What to work on: Give the number of lines in the data below that contain "folder", and only that number.

Supplied data:
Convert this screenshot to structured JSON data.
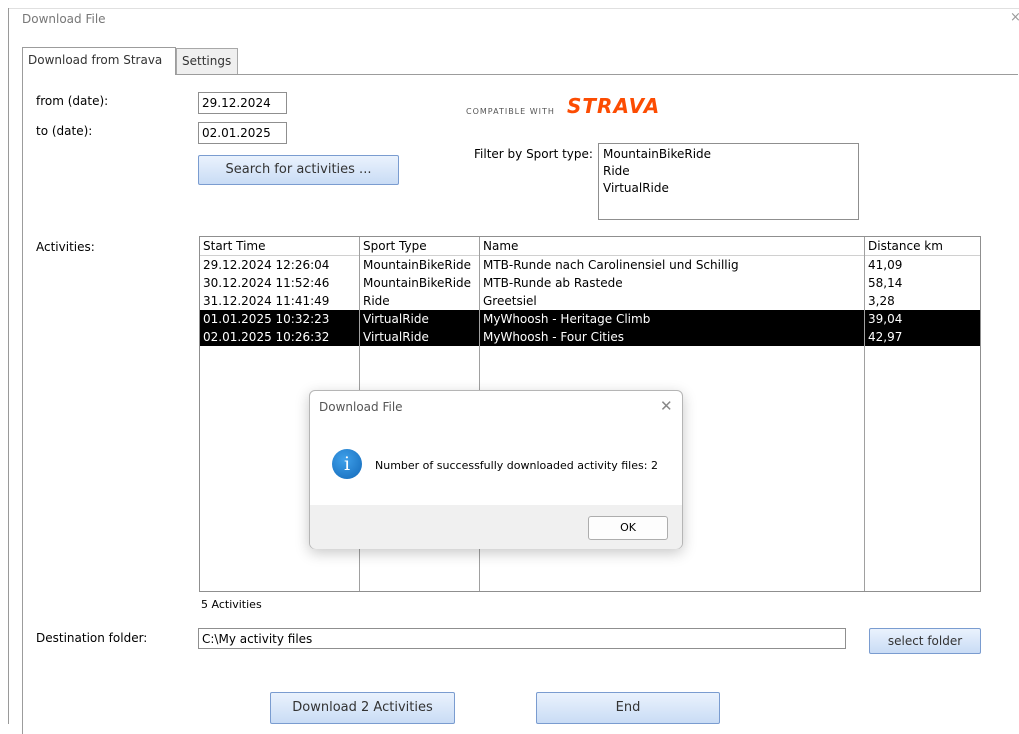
{
  "window": {
    "title": "Download File",
    "close_glyph": "×"
  },
  "tabs": [
    {
      "label": "Download from Strava",
      "active": true
    },
    {
      "label": "Settings",
      "active": false
    }
  ],
  "form": {
    "from_label": "from (date):",
    "from_value": "29.12.2024",
    "to_label": "to (date):",
    "to_value": "02.01.2025",
    "search_button": "Search for activities ..."
  },
  "strava": {
    "small_text": "COMPATIBLE WITH",
    "brand": "STRAVA",
    "brand_color": "#fc4c02"
  },
  "sport_filter": {
    "label": "Filter by Sport type:",
    "options": [
      "MountainBikeRide",
      "Ride",
      "VirtualRide"
    ]
  },
  "activities": {
    "label": "Activities:",
    "columns": [
      "Start Time",
      "Sport Type",
      "Name",
      "Distance km"
    ],
    "rows": [
      {
        "start": "29.12.2024 12:26:04",
        "sport": "MountainBikeRide",
        "name": "MTB-Runde nach Carolinensiel und Schillig",
        "distance": "41,09",
        "selected": false
      },
      {
        "start": "30.12.2024 11:52:46",
        "sport": "MountainBikeRide",
        "name": "MTB-Runde ab Rastede",
        "distance": "58,14",
        "selected": false
      },
      {
        "start": "31.12.2024 11:41:49",
        "sport": "Ride",
        "name": "Greetsiel",
        "distance": "3,28",
        "selected": false
      },
      {
        "start": "01.01.2025 10:32:23",
        "sport": "VirtualRide",
        "name": "MyWhoosh - Heritage Climb",
        "distance": "39,04",
        "selected": true
      },
      {
        "start": "02.01.2025 10:26:32",
        "sport": "VirtualRide",
        "name": "MyWhoosh - Four Cities",
        "distance": "42,97",
        "selected": true
      }
    ],
    "count_text": "5 Activities"
  },
  "destination": {
    "label": "Destination folder:",
    "value": "C:\\My activity files",
    "select_button": "select folder"
  },
  "actions": {
    "download_button": "Download 2 Activities",
    "end_button": "End"
  },
  "dialog": {
    "title": "Download File",
    "close_glyph": "✕",
    "icon": "info-icon",
    "icon_glyph": "i",
    "message": "Number of successfully downloaded activity files: 2",
    "ok_label": "OK"
  }
}
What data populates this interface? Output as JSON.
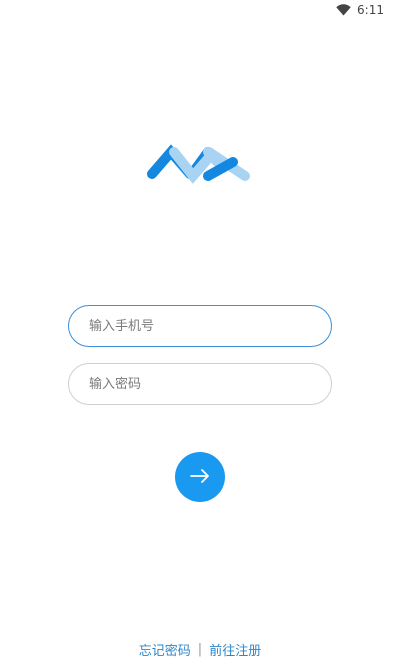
{
  "status_bar": {
    "time": "6:11",
    "wifi_icon": "wifi-icon"
  },
  "logo": {
    "icon": "app-logo-icon",
    "colors": {
      "dark": "#1487e0",
      "light": "#a9d3f2"
    }
  },
  "form": {
    "phone_placeholder": "输入手机号",
    "password_placeholder": "输入密码",
    "submit_icon": "arrow-right-icon",
    "accent_color": "#1a99f0"
  },
  "footer": {
    "forgot_password": "忘记密码",
    "separator": "|",
    "register": "前往注册"
  }
}
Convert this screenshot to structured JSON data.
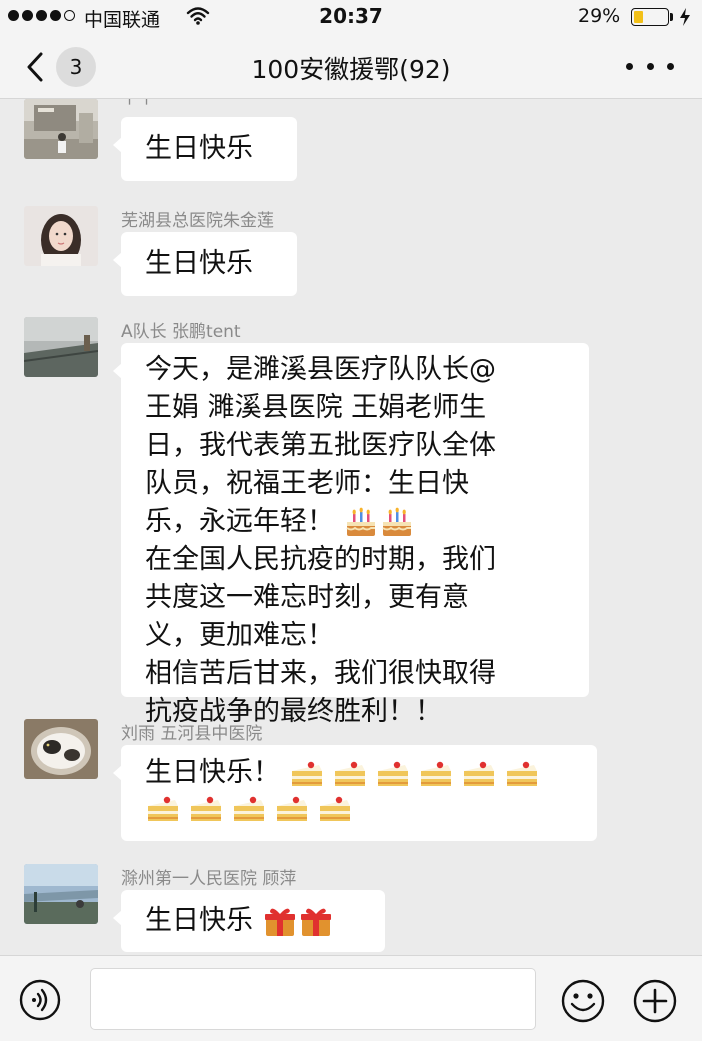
{
  "status_bar": {
    "carrier": "中国联通",
    "time": "20:37",
    "battery_percent_text": "29%",
    "battery_level": 0.29
  },
  "nav": {
    "unread_count": "3",
    "title": "100安徽援鄂(92)"
  },
  "messages": [
    {
      "sender": "午午",
      "text": "生日快乐",
      "emojis": []
    },
    {
      "sender": "芜湖县总医院朱金莲",
      "text": "生日快乐",
      "emojis": []
    },
    {
      "sender": "A队长 张鹏tent",
      "line1": "今天，是濉溪县医疗队队长@",
      "line2": "王娟 濉溪县医院 王娟老师生",
      "line3": "日，我代表第五批医疗队全体",
      "line4": "队员，祝福王老师：生日快",
      "line5": "乐，永远年轻！",
      "line6": "在全国人民抗疫的时期，我们",
      "line7": "共度这一难忘时刻，更有意",
      "line8": "义，更加难忘！",
      "line9": "相信苦后甘来，我们很快取得",
      "line10": "抗疫战争的最终胜利！！",
      "emojis": [
        "birthday-cake",
        "birthday-cake"
      ]
    },
    {
      "sender": "刘雨  五河县中医院",
      "text": "生日快乐！",
      "emojis": [
        "shortcake",
        "shortcake",
        "shortcake",
        "shortcake",
        "shortcake",
        "shortcake",
        "shortcake",
        "shortcake",
        "shortcake",
        "shortcake",
        "shortcake"
      ]
    },
    {
      "sender": "滁州第一人民医院 顾萍",
      "text": "生日快乐",
      "emojis": [
        "gift",
        "gift"
      ]
    }
  ],
  "input_bar": {
    "placeholder": "",
    "icons": [
      "voice-icon",
      "emoji-face-icon",
      "plus-icon"
    ]
  },
  "colors": {
    "background": "#ebebeb",
    "bubble": "#ffffff",
    "battery_fill": "#f2c018"
  }
}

Answer area: 2